"Those who dwell among the beauties and the mysteries of the earth are never alone or weary of life." ~ Rachel Carson
The governing element of the 1st charkra is Earth. The 1st chakra rests near the base of the spine at the perineum. And the exploration of the element of Earth through the 1st chakra brings focus on running energy from the 1st chakra into the earth. This can be done in your seat or standing. In a standing pose, the legs provide a vehicle for that energy to travel downward and connect with the Earth, and vice versa, to travel back upward and feed the chakra. The practices listed below are opportunities to open to Earth energy, and whatever you experience beyond that is true and accurate and represents your own knowledge around Earth in your body. Rather than having an expectation of what your experience will be open up to all the possibilities. Truly we are our own masters and have the best knowledge about our own energetic systems.

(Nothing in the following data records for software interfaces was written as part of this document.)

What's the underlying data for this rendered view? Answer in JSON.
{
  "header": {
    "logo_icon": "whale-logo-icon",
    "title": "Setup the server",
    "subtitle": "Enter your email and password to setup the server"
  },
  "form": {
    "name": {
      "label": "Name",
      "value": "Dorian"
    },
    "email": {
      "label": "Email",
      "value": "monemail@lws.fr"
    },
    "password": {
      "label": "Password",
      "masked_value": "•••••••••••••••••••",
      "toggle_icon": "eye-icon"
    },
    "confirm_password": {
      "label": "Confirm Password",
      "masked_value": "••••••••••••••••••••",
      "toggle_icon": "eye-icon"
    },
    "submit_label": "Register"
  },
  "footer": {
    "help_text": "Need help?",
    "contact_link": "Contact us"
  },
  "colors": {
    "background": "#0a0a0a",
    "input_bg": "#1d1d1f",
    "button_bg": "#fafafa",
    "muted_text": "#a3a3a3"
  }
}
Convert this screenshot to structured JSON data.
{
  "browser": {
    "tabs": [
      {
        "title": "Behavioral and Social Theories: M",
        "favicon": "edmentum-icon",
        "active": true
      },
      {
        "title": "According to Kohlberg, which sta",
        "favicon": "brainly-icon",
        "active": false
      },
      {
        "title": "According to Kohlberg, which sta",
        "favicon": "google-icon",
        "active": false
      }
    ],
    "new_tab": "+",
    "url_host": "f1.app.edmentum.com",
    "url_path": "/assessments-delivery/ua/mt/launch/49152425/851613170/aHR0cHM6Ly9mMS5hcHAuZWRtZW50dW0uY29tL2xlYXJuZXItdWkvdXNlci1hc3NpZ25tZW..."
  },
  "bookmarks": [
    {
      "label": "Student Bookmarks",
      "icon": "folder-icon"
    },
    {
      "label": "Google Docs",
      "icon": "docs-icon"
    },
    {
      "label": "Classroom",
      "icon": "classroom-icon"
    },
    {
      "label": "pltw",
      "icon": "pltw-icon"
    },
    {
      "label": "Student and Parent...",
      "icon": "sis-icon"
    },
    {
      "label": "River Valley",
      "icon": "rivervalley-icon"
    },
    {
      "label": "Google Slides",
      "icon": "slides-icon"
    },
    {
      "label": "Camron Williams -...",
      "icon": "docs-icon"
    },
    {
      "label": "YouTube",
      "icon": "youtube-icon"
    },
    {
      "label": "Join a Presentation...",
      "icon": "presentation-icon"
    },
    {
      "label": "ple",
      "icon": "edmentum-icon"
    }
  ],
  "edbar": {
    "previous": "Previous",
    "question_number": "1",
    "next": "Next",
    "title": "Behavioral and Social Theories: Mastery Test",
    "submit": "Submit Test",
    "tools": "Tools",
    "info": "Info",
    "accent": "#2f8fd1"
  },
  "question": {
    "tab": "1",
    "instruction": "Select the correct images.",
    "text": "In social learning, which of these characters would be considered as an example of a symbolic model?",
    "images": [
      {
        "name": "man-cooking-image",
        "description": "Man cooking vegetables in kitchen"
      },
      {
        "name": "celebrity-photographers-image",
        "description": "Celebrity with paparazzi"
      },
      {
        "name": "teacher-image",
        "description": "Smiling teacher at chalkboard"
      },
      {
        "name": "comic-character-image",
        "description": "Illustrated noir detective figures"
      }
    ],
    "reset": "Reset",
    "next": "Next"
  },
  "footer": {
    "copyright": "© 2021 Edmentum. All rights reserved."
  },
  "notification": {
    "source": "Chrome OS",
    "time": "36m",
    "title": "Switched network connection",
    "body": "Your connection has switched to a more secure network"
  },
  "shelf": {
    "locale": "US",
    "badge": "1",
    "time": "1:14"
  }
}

The 1st chakra, also known as the Muladhara chakra (or root chakra) is located at the base of the sushumna nadi. The nadis are energy lines running through the body, much as we speak of meridians as energy lines in the Chinese Medicine system. The sushumna is one of the the three most often discussed in yoga as it is the channel that runs up and down the spine and feeds all of the major chakras. The sushumna begins at the perineum and runs all the way up to the crown of the head. The 1st chakra is located at the perineum, at the beginning of the nadi.
In my study and experience of the 1st chakra, I have found to be that it is very much about grounding, stability and structure in our lives. It is our sense of being grounded into a place, and into our own bodies. It is very much about our relationship to our physical bodies and because asana is a physical practice, can be very much rooted into our asana practice.
After the events of Orlando I felt myself confused by my own feelings and searching for a way to bridge what I was feeling with my yoga practice. For me yoga has often been about love and surrender and allowing, but in this instance I found myself angry, hurt and confused. Love and compassion didn't feel like enough in this case and I found myself drawn again and again to the Buddhist philosophy of right action, samyak-karmanta.
What does right action mean? "This means that when we act "rightly," we act without selfish attachment to our own agendas. We act mindfully, without causing discord with our speech. Our "right" actions spring from compassion and from understanding of the dharma," writes Barbara O'Brien. And one of my favorite teachers, Thich Nhat Hanh writes "The basis of Right Action is to do everything in mindfulness."
Yoga teacher, sound healer and explorer of the inner landscape. Join me!